I spooned the cabbage and juice into a quart jar, leaving about an inch of room at the top for the cabbage to expand as it ferments. It takes about a pound of cabbage (450g) to fill a pint jar, and two pounds to fill a quart jar. The general rule of thumb is to add about 1 Tbsp of sea salt per quart jar of sauerkraut, though some sources recommend either a bit more or a bit less. I screwed on a lid and ring and left it a little loose to allow gas to escape. The cabbage needs to sit and ferment for about a week at a cool room temperature (under 75°F/25°C). After that it is ready to eat, and can be stored in the refrigerator for later use. It will continue to develop its flavor once it is refrigerated, and it should keep that way for at least six months.

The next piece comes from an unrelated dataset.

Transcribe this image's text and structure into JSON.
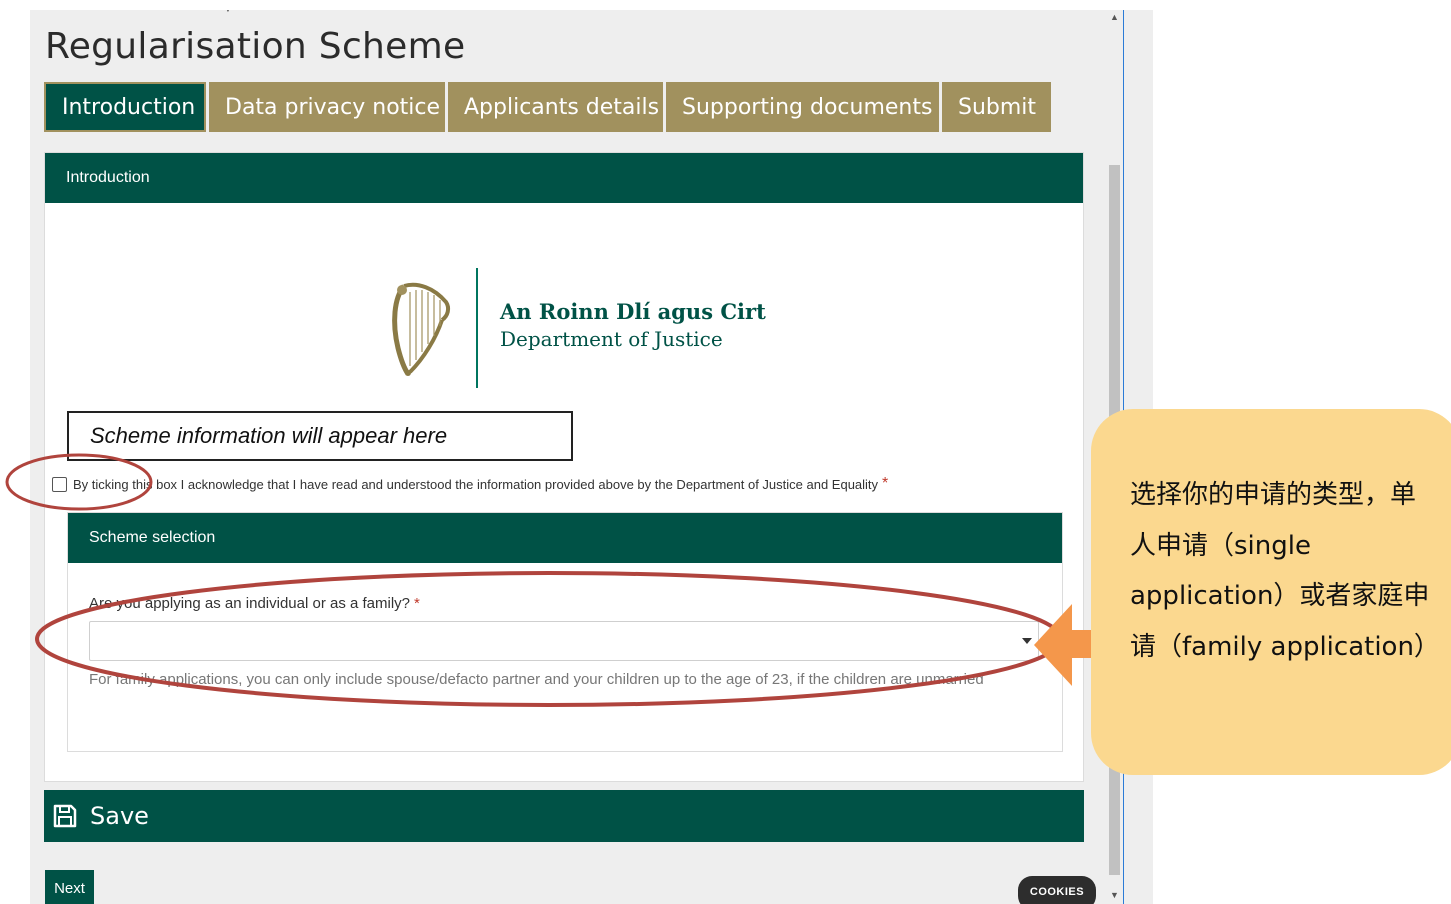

Since I was in kraut-making mode, I also decided to make something I’ve never made before: turnip kraut. A popular restaurant in our area serves this up on their salad bar, and it is delicious, with a spicier taste than cabbage kraut. They do a real fine shred on theirs and peel the turnips first, and it almost looks more like horseradish than it does kraut. I decided to leave the peel on ours, since I had some colorful turnips I wanted to use for one batch.
This is my first year growing the Tsugaru Scarlet turnip. It is a Japanese hybrid I got from Kitazawa Seed that has a scarlet red skin and white flesh that is flecked with red. It’s a beautiful turnip, and I thought it would make pretty kraut or even pickles for that matter. I decided to shred the turnips by hand using a medium flat grater. I wasn’t fixing enough of them to warrant getting out the food processor, and frankly I usually just use the hand graters anyway. I have a set of three of them that belonged to my mother, and they see a lot of use in our kitchen.
The shredded red turnips were lovely, looking more like red radishes than they did turnips. I decided to make another jar of turnip kraut using purple top turnips, since I have plenty of those in the garden too. I processed the purple top turnips into shreds using the same medium grater. For both batches, I added 2 tsp (10g) of salt to a pound of grated turnips.
Since I had a bit of extra cabbage and turnips (salted already) left over after filling the jars, I decided to make a batch of mixed kraut as well. I grated a carrot from the garden using a fine grater to add to the mix, and packed it all into a wide mouth pint jar. When I was finished I had a quart jar of cabbage, two pint jars of turnips, and a pint jar of mixed kraut. It certainly made for a colorful mix in the jars, and I hope it tastes as good as it looks.
For making the cabbage sauerkraut, I referenced two books I have about fermenting foods: Real Food Fermentation by Alex Lewin and The Complete Idiot’s Guide To Fermenting Foods by Wardeh Harmon. For the turnip kraut, Mother Earth has an article from way back in 1983 titled How To Make Turnip Kraut that outlines the process.
I hope you have enjoyed reading about our sauerkraut making fun here at Happy Acres. I hope to do some more pickling with our fall veggies later in the week.